§ TASK DETAILS
Filter the records, keeping every line that has the string "title".

§ THE RECORDS
_____

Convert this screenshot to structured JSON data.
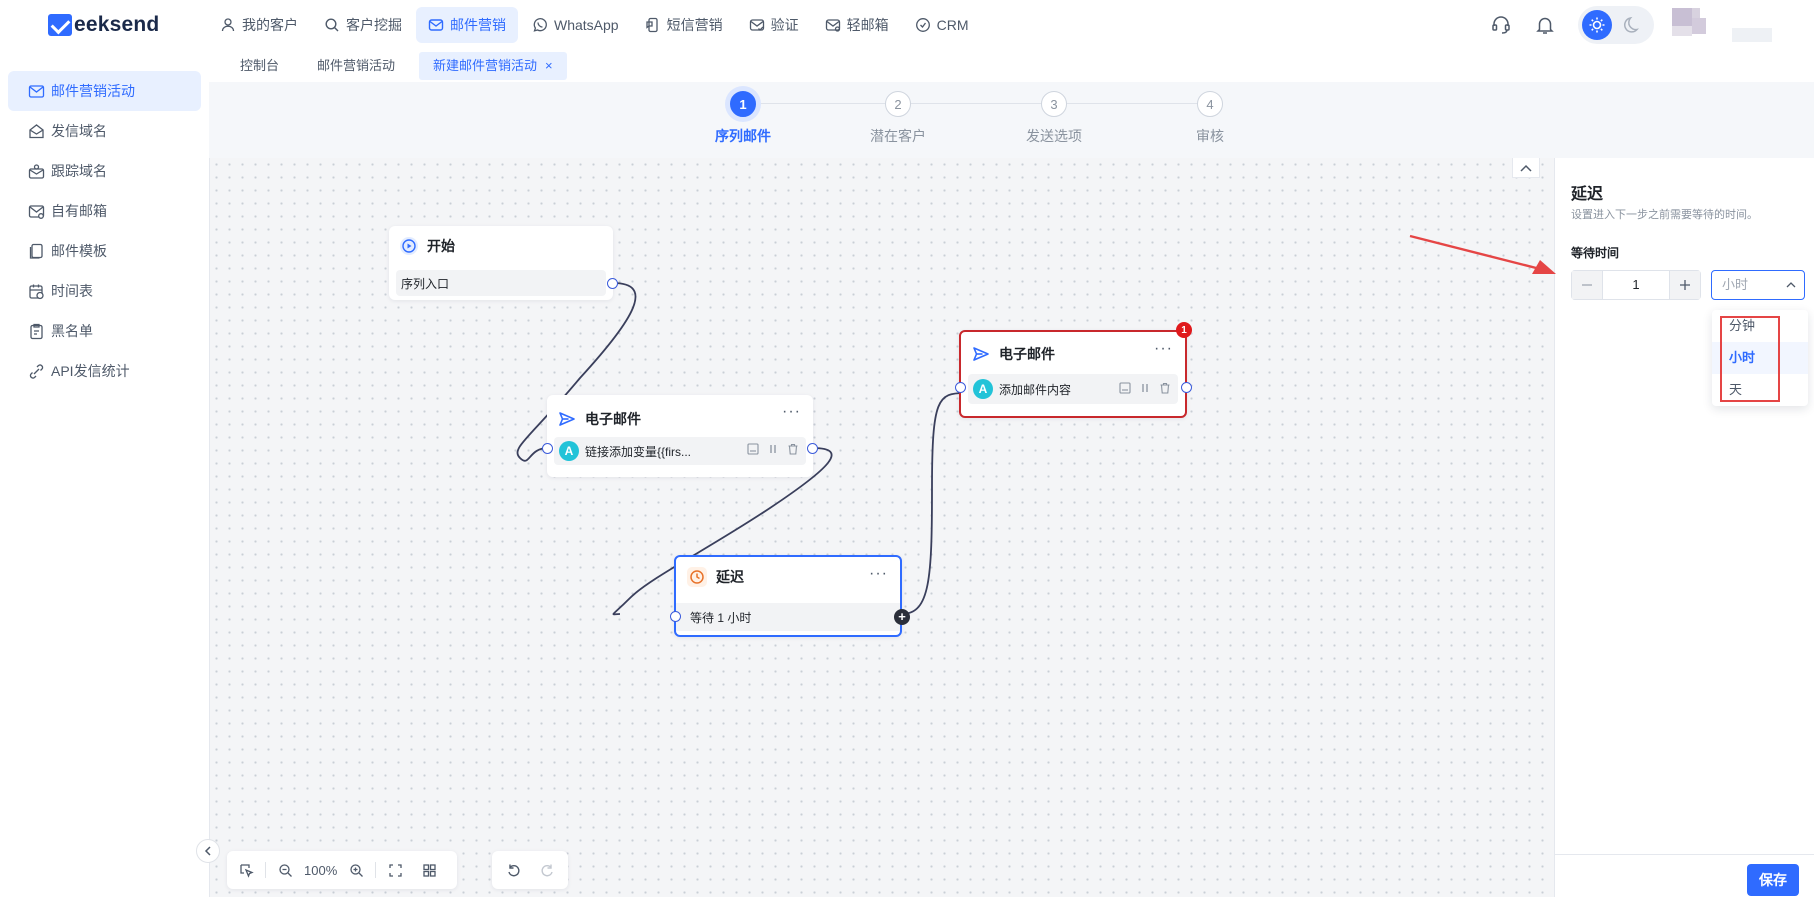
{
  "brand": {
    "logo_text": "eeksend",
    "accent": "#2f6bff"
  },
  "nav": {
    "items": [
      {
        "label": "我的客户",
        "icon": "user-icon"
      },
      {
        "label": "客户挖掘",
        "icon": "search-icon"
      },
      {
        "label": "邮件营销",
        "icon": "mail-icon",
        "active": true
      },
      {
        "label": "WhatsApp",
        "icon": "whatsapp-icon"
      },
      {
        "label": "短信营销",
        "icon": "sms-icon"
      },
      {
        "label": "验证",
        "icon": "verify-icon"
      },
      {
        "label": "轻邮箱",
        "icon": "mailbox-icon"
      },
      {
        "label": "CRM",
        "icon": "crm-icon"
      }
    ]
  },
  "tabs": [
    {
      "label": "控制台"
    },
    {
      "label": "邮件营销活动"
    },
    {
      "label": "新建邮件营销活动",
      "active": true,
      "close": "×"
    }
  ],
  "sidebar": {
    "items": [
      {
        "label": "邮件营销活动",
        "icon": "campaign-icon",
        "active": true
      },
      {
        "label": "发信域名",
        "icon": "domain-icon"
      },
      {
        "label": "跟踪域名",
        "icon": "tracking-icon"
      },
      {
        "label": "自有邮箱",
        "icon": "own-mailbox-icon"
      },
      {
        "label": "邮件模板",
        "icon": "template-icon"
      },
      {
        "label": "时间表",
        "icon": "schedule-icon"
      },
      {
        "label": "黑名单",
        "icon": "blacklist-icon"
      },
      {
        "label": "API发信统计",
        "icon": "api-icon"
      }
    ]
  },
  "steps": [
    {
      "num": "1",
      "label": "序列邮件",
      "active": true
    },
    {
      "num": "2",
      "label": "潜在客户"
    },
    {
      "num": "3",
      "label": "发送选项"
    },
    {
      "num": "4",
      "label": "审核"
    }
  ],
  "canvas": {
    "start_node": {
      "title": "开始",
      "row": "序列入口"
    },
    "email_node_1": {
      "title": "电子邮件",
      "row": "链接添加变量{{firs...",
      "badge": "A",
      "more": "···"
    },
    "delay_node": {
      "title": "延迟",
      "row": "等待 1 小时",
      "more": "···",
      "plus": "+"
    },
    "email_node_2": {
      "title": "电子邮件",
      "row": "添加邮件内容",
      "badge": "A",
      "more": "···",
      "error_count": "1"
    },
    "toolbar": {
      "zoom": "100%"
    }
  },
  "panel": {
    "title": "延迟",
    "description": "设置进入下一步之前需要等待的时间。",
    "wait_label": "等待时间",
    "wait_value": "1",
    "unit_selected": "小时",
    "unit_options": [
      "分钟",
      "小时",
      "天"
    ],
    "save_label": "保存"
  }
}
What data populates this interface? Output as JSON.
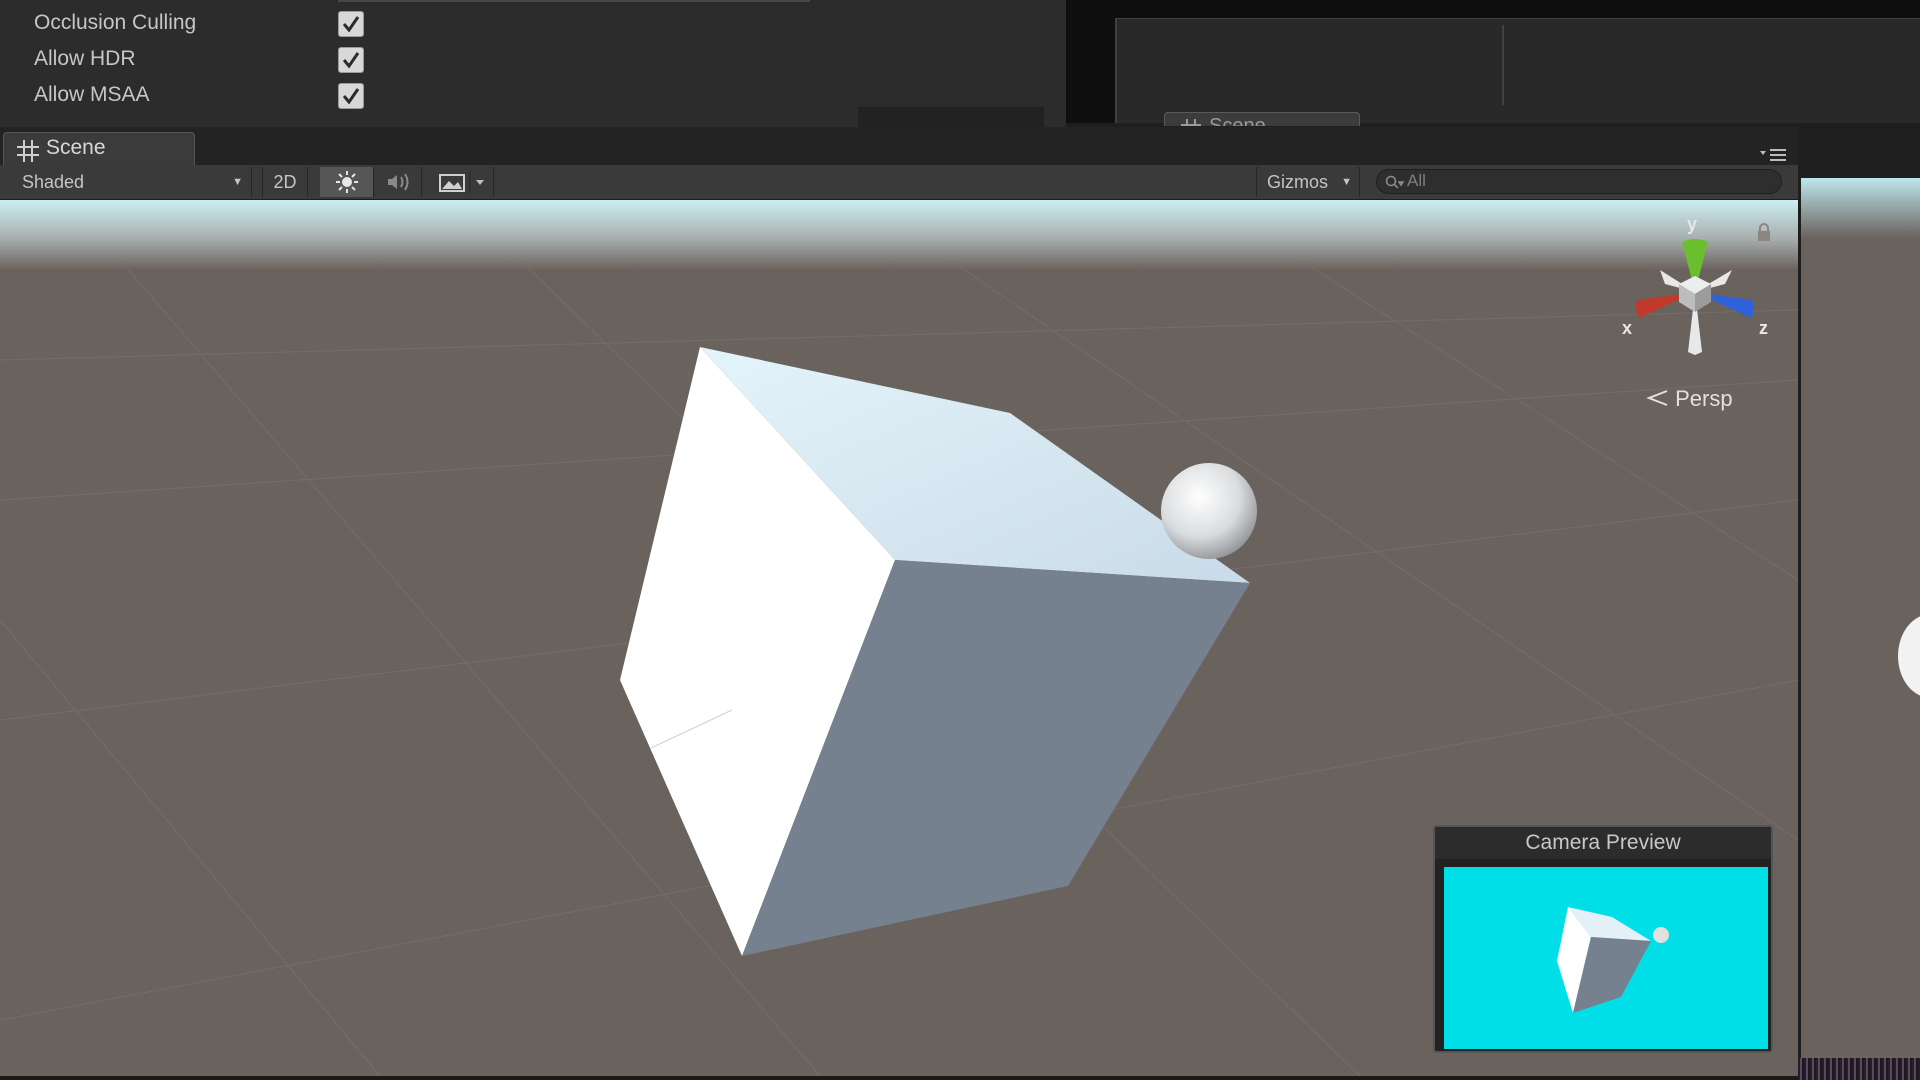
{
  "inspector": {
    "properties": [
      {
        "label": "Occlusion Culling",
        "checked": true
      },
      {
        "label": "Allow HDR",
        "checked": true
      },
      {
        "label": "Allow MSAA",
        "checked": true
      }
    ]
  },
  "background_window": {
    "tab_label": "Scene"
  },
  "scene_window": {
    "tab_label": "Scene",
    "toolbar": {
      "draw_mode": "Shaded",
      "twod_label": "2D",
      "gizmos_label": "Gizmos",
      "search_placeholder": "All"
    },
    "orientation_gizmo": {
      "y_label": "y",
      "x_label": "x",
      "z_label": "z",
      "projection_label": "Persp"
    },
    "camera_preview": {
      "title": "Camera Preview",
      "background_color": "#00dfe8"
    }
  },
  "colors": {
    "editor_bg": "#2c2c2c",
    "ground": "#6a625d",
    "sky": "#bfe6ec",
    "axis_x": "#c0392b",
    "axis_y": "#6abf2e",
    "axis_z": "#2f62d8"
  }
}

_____

§ REPLY
      "title": "开始",
      "title": "电子邮件",
      "title": "延迟",
      "title": "电子邮件",
    "title": "延迟",
      "title": "Camera Preview",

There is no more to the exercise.